If you expect to experience symptoms like panic attacks, dissociation, flashbacks or general anxiety at work, have some coping strategies ready to go ahead of time.
These tools shouldn’t be complicated or involve too many steps that you need to remember, Dr Brewer said. You can keep a sticky note at your desk that lists your coping mechanisms.
He recommends a simple “five-finger breathing” routine to address anxiety: Hold one hand in front of you, with your fingers spread out.
Trace the outside of your entire hand with the index finger on your other hand, taking your time, and breathing in when you trace up a finger, then out when you trace down.
This exercise helps ground people in their direct physical experience, while slowing down their breathing, he said. It’s also quick and discreet.
The American Psychological Association recommends a number of grounding exercises you can do at your desk, including a quick body scan and a simple breathing practice.

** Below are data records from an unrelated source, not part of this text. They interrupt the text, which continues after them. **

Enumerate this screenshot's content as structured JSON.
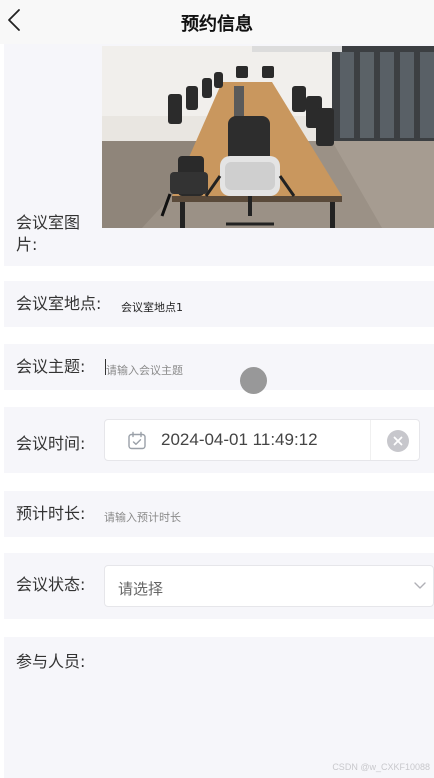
{
  "header": {
    "title": "预约信息",
    "back_icon": "chevron-left-icon"
  },
  "form": {
    "room_image": {
      "label": "会议室图片:"
    },
    "room_location": {
      "label": "会议室地点:",
      "value": "会议室地点1"
    },
    "topic": {
      "label": "会议主题:",
      "placeholder": "请输入会议主题"
    },
    "meeting_time": {
      "label": "会议时间:",
      "value": "2024-04-01 11:49:12",
      "icon": "calendar-icon",
      "clear_icon": "close-circle-icon"
    },
    "duration": {
      "label": "预计时长:",
      "placeholder": "请输入预计时长"
    },
    "status": {
      "label": "会议状态:",
      "placeholder": "请选择",
      "icon": "chevron-down-icon"
    },
    "participants": {
      "label": "参与人员:"
    }
  },
  "watermark": "CSDN @w_CXKF10088"
}
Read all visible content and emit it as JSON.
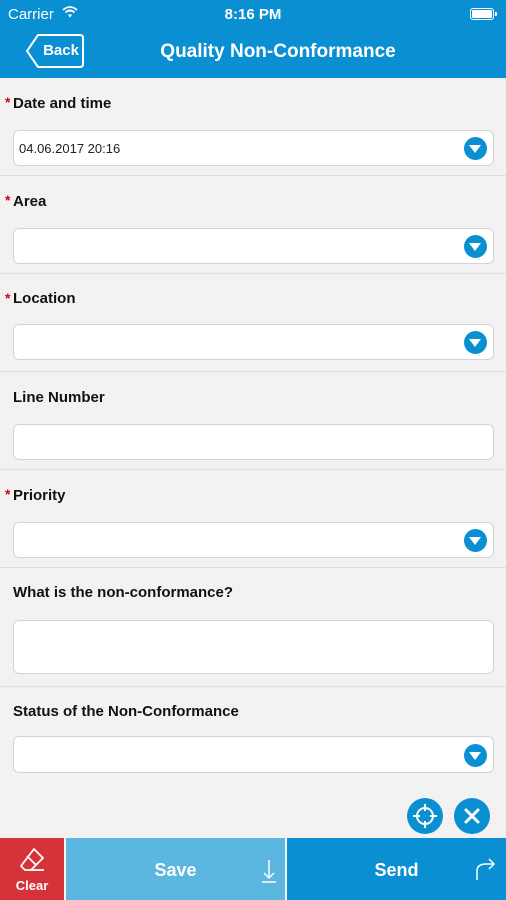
{
  "status_bar": {
    "carrier": "Carrier",
    "time": "8:16 PM"
  },
  "nav": {
    "back_label": "Back",
    "title": "Quality Non-Conformance"
  },
  "fields": [
    {
      "label": "Date and time",
      "required": true,
      "value": "04.06.2017 20:16",
      "type": "dropdown"
    },
    {
      "label": "Area",
      "required": true,
      "value": "",
      "type": "dropdown"
    },
    {
      "label": "Location",
      "required": true,
      "value": "",
      "type": "dropdown"
    },
    {
      "label": "Line Number",
      "required": false,
      "value": "",
      "type": "text"
    },
    {
      "label": "Priority",
      "required": true,
      "value": "",
      "type": "dropdown"
    },
    {
      "label": "What is the non-conformance?",
      "required": false,
      "value": "",
      "type": "textarea"
    },
    {
      "label": "Status of the Non-Conformance",
      "required": false,
      "value": "",
      "type": "dropdown"
    }
  ],
  "required_marker": "*",
  "actions": {
    "clear_label": "Clear",
    "save_label": "Save",
    "send_label": "Send"
  },
  "icons": {
    "wifi": "wifi-icon",
    "battery": "battery-icon",
    "back": "back-arrow-icon",
    "dropdown": "chevron-down-icon",
    "locate": "crosshair-icon",
    "cancel": "close-icon",
    "clear": "eraser-icon",
    "save": "download-icon",
    "send": "forward-arrow-icon"
  },
  "colors": {
    "primary": "#0b8fd3",
    "save": "#5bb6e0",
    "clear": "#d6323a",
    "required": "#d0021b"
  }
}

You can also home in on a straightforward task, such as counting backward by three in your head, to focus your brain and untangle racing thoughts.
Small sensory hits can help anchor you in the present moment, too. Dionne Hart, a psychiatrist based in Minneapolis, suggested heading to the bathroom and splashing cold water on your face, or placing an ice pack on your wrist, if you have access to the office freezer.
Cognitive strategies are a useful framework for dealing with anxiety, Dr Brewer added. You can remind yourself that panic attacks are not dangerous – and that you’ve always gotten through them in the past.
HELP MAY BE AT HAND
If you find yourself struggling at work, you may benefit from asking for an adjustment to make the transition back to the office more manageable.
There are organisations which offer protections for workers with physical and mental impairments, and grants you the right to ask for a reasonable accommodation if you have a mental health condition.
The word “reasonable” is key, and it can be tricky to identify, said Darcy Gruttadaro, director of the Centre for Workplace Mental Health at the American Psychiatric Association Foundation.
“It’s a process of negotiation,” Gruttadaro said. If an employer believes the accommodation request is not reasonable, they have to make the case for why that is; the onus is on the employee to prove they can perform their job duties with the accommodation.
“It’s not just anything goes,” she said. “If the employer believes it will be an undue burden, it will be costly, and they can make that case, then they don’t have to provide that accommodation.”
Examples of reasonable accommodations include a more flexible work schedule, time off for medical appointments and therapy, and a quieter work environment, said Cheryl Bates-Harris, a senior disability advocacy specialist at the National Disability Rights Network.
You don’t have to disclose a mental health disability in the workplace, but if you feel you need the accommodation to better perform your job, you almost always will need medical documentation, she said, which can take the form of a note from a doctor or therapist.
If you have a supportive manager and you feel comfortable disclosing a mental health condition, Gruttadaro recommended talking directly to them about an accommodation.
If you do not feel comfortable going to your manager, you can speak with your company’s human resources department.
“This is a really difficult time for all of us,” Gruttadaro said. “The more employers can be flexible and really think about reassuring people coming back to the workplace, and being open and communicative and really checking in, they may be able to reduce the high levels of anxiety that many people are experiencing.”
By Dani Blum © The New York Times
This article originally appeared in The New York Times.